- THE PROBLEM -
Print out the records precisely, keeping each line identical to its source.

- RECORD EXCERPTS -
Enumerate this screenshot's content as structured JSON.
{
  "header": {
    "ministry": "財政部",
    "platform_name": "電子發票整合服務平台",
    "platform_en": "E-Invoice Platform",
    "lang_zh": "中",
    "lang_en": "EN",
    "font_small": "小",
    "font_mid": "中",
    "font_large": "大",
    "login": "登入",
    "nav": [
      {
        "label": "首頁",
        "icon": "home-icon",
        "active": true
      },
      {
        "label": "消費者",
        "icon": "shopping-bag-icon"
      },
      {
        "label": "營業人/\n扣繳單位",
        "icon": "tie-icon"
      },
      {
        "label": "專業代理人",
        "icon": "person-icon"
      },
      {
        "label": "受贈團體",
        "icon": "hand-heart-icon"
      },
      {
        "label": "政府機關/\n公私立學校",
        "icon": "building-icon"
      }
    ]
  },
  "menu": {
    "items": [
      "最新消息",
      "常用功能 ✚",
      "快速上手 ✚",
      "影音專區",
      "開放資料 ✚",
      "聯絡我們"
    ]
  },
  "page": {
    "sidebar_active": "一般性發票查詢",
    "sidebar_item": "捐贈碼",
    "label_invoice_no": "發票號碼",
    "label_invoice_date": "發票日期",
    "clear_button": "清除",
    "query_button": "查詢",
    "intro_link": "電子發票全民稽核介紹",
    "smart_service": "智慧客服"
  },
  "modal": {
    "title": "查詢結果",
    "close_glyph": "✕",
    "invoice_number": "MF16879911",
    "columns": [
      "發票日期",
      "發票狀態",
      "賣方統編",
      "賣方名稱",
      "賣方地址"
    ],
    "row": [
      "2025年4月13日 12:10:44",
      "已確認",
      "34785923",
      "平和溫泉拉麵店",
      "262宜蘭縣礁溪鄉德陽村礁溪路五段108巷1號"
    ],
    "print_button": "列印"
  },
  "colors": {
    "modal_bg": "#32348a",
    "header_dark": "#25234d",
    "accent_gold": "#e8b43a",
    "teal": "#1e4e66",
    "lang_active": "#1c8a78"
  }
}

- EXPECTED OUTPUT -
Enumerate this screenshot's content as structured JSON.
{
  "header": {
    "ministry": "財政部",
    "platform_name": "電子發票整合服務平台",
    "platform_en": "E-Invoice Platform",
    "lang_zh": "中",
    "lang_en": "EN",
    "font_small": "小",
    "font_mid": "中",
    "font_large": "大",
    "login": "登入",
    "nav": [
      {
        "label": "首頁",
        "icon": "home-icon",
        "active": true
      },
      {
        "label": "消費者",
        "icon": "shopping-bag-icon"
      },
      {
        "label": "營業人/\n扣繳單位",
        "icon": "tie-icon"
      },
      {
        "label": "專業代理人",
        "icon": "person-icon"
      },
      {
        "label": "受贈團體",
        "icon": "hand-heart-icon"
      },
      {
        "label": "政府機關/\n公私立學校",
        "icon": "building-icon"
      }
    ]
  },
  "menu": {
    "items": [
      "最新消息",
      "常用功能 ✚",
      "快速上手 ✚",
      "影音專區",
      "開放資料 ✚",
      "聯絡我們"
    ]
  },
  "page": {
    "sidebar_active": "一般性發票查詢",
    "sidebar_item": "捐贈碼",
    "label_invoice_no": "發票號碼",
    "label_invoice_date": "發票日期",
    "clear_button": "清除",
    "query_button": "查詢",
    "intro_link": "電子發票全民稽核介紹",
    "smart_service": "智慧客服"
  },
  "modal": {
    "title": "查詢結果",
    "close_glyph": "✕",
    "invoice_number": "MF16879911",
    "columns": [
      "發票日期",
      "發票狀態",
      "賣方統編",
      "賣方名稱",
      "賣方地址"
    ],
    "row": [
      "2025年4月13日 12:10:44",
      "已確認",
      "34785923",
      "平和溫泉拉麵店",
      "262宜蘭縣礁溪鄉德陽村礁溪路五段108巷1號"
    ],
    "print_button": "列印"
  },
  "colors": {
    "modal_bg": "#32348a",
    "header_dark": "#25234d",
    "accent_gold": "#e8b43a",
    "teal": "#1e4e66",
    "lang_active": "#1c8a78"
  }
}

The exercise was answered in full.